EXERCISE DESCRIPTION: Would you write out all the records again, exactly?

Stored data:

•••

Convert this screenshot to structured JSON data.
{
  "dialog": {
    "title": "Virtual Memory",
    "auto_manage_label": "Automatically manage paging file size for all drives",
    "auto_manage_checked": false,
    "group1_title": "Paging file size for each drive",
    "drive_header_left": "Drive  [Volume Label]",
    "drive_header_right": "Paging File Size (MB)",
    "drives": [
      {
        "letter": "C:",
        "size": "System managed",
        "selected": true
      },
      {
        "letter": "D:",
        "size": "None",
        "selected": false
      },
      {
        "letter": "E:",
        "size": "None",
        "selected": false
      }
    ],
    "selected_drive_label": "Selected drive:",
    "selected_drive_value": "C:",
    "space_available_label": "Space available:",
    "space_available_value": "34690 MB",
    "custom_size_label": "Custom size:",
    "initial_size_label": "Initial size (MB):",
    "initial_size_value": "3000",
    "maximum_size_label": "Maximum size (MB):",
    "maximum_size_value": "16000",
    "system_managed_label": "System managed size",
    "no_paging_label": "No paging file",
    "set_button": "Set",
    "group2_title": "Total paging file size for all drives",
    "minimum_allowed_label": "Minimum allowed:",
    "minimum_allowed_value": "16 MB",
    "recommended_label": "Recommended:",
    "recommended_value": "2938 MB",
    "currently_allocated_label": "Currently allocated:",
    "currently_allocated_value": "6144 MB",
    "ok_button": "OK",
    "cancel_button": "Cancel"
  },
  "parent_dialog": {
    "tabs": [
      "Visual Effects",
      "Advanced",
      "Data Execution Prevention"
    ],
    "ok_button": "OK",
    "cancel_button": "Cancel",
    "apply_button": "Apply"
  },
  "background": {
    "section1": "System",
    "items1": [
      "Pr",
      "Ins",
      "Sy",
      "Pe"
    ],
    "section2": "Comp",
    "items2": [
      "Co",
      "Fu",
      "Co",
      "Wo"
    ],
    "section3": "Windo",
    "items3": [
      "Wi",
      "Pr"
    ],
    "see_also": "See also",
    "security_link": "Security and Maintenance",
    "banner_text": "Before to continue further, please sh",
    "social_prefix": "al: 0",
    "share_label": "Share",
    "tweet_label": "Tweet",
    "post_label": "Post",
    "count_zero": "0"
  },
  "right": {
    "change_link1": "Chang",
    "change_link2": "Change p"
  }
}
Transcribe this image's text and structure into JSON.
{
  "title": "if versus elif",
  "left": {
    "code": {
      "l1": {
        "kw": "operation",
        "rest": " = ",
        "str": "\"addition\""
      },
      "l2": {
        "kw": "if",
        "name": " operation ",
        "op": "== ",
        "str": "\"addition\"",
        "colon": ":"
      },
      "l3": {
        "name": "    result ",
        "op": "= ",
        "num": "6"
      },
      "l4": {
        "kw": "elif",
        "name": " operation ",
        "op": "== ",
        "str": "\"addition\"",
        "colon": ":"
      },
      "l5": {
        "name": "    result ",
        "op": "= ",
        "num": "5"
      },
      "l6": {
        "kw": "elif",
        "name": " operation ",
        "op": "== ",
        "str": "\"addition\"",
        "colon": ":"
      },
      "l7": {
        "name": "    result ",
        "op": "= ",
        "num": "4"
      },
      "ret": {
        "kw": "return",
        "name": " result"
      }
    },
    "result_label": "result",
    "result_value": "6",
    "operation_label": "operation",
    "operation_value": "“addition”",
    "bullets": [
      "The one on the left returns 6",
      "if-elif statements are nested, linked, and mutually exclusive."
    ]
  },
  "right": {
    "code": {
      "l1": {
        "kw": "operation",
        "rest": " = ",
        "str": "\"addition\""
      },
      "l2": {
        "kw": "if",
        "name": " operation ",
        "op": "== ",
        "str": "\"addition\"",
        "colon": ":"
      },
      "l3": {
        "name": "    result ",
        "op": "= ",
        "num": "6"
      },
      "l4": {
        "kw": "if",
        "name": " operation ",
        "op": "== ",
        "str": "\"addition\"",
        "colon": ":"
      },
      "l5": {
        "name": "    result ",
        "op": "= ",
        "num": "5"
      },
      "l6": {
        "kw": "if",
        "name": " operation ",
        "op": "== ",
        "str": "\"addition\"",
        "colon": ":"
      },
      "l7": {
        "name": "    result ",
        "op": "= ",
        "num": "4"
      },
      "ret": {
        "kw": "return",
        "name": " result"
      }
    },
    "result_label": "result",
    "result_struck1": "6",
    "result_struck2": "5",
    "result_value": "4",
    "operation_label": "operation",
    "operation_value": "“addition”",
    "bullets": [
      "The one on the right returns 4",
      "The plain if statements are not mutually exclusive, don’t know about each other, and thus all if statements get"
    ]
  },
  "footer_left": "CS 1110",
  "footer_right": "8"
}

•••

WRITTEN REPLY:
Convert this screenshot to structured JSON data.
{
  "dialog": {
    "title": "Virtual Memory",
    "auto_manage_label": "Automatically manage paging file size for all drives",
    "auto_manage_checked": false,
    "group1_title": "Paging file size for each drive",
    "drive_header_left": "Drive  [Volume Label]",
    "drive_header_right": "Paging File Size (MB)",
    "drives": [
      {
        "letter": "C:",
        "size": "System managed",
        "selected": true
      },
      {
        "letter": "D:",
        "size": "None",
        "selected": false
      },
      {
        "letter": "E:",
        "size": "None",
        "selected": false
      }
    ],
    "selected_drive_label": "Selected drive:",
    "selected_drive_value": "C:",
    "space_available_label": "Space available:",
    "space_available_value": "34690 MB",
    "custom_size_label": "Custom size:",
    "initial_size_label": "Initial size (MB):",
    "initial_size_value": "3000",
    "maximum_size_label": "Maximum size (MB):",
    "maximum_size_value": "16000",
    "system_managed_label": "System managed size",
    "no_paging_label": "No paging file",
    "set_button": "Set",
    "group2_title": "Total paging file size for all drives",
    "minimum_allowed_label": "Minimum allowed:",
    "minimum_allowed_value": "16 MB",
    "recommended_label": "Recommended:",
    "recommended_value": "2938 MB",
    "currently_allocated_label": "Currently allocated:",
    "currently_allocated_value": "6144 MB",
    "ok_button": "OK",
    "cancel_button": "Cancel"
  },
  "parent_dialog": {
    "tabs": [
      "Visual Effects",
      "Advanced",
      "Data Execution Prevention"
    ],
    "ok_button": "OK",
    "cancel_button": "Cancel",
    "apply_button": "Apply"
  },
  "background": {
    "section1": "System",
    "items1": [
      "Pr",
      "Ins",
      "Sy",
      "Pe"
    ],
    "section2": "Comp",
    "items2": [
      "Co",
      "Fu",
      "Co",
      "Wo"
    ],
    "section3": "Windo",
    "items3": [
      "Wi",
      "Pr"
    ],
    "see_also": "See also",
    "security_link": "Security and Maintenance",
    "banner_text": "Before to continue further, please sh",
    "social_prefix": "al: 0",
    "share_label": "Share",
    "tweet_label": "Tweet",
    "post_label": "Post",
    "count_zero": "0"
  },
  "right": {
    "change_link1": "Chang",
    "change_link2": "Change p"
  }
}
Transcribe this image's text and structure into JSON.
{
  "title": "if versus elif",
  "left": {
    "code": {
      "l1": {
        "kw": "operation",
        "rest": " = ",
        "str": "\"addition\""
      },
      "l2": {
        "kw": "if",
        "name": " operation ",
        "op": "== ",
        "str": "\"addition\"",
        "colon": ":"
      },
      "l3": {
        "name": "    result ",
        "op": "= ",
        "num": "6"
      },
      "l4": {
        "kw": "elif",
        "name": " operation ",
        "op": "== ",
        "str": "\"addition\"",
        "colon": ":"
      },
      "l5": {
        "name": "    result ",
        "op": "= ",
        "num": "5"
      },
      "l6": {
        "kw": "elif",
        "name": " operation ",
        "op": "== ",
        "str": "\"addition\"",
        "colon": ":"
      },
      "l7": {
        "name": "    result ",
        "op": "= ",
        "num": "4"
      },
      "ret": {
        "kw": "return",
        "name": " result"
      }
    },
    "result_label": "result",
    "result_value": "6",
    "operation_label": "operation",
    "operation_value": "“addition”",
    "bullets": [
      "The one on the left returns 6",
      "if-elif statements are nested, linked, and mutually exclusive."
    ]
  },
  "right": {
    "code": {
      "l1": {
        "kw": "operation",
        "rest": " = ",
        "str": "\"addition\""
      },
      "l2": {
        "kw": "if",
        "name": " operation ",
        "op": "== ",
        "str": "\"addition\"",
        "colon": ":"
      },
      "l3": {
        "name": "    result ",
        "op": "= ",
        "num": "6"
      },
      "l4": {
        "kw": "if",
        "name": " operation ",
        "op": "== ",
        "str": "\"addition\"",
        "colon": ":"
      },
      "l5": {
        "name": "    result ",
        "op": "= ",
        "num": "5"
      },
      "l6": {
        "kw": "if",
        "name": " operation ",
        "op": "== ",
        "str": "\"addition\"",
        "colon": ":"
      },
      "l7": {
        "name": "    result ",
        "op": "= ",
        "num": "4"
      },
      "ret": {
        "kw": "return",
        "name": " result"
      }
    },
    "result_label": "result",
    "result_struck1": "6",
    "result_struck2": "5",
    "result_value": "4",
    "operation_label": "operation",
    "operation_value": "“addition”",
    "bullets": [
      "The one on the right returns 4",
      "The plain if statements are not mutually exclusive, don’t know about each other, and thus all if statements get"
    ]
  },
  "footer_left": "CS 1110",
  "footer_right": "8"
}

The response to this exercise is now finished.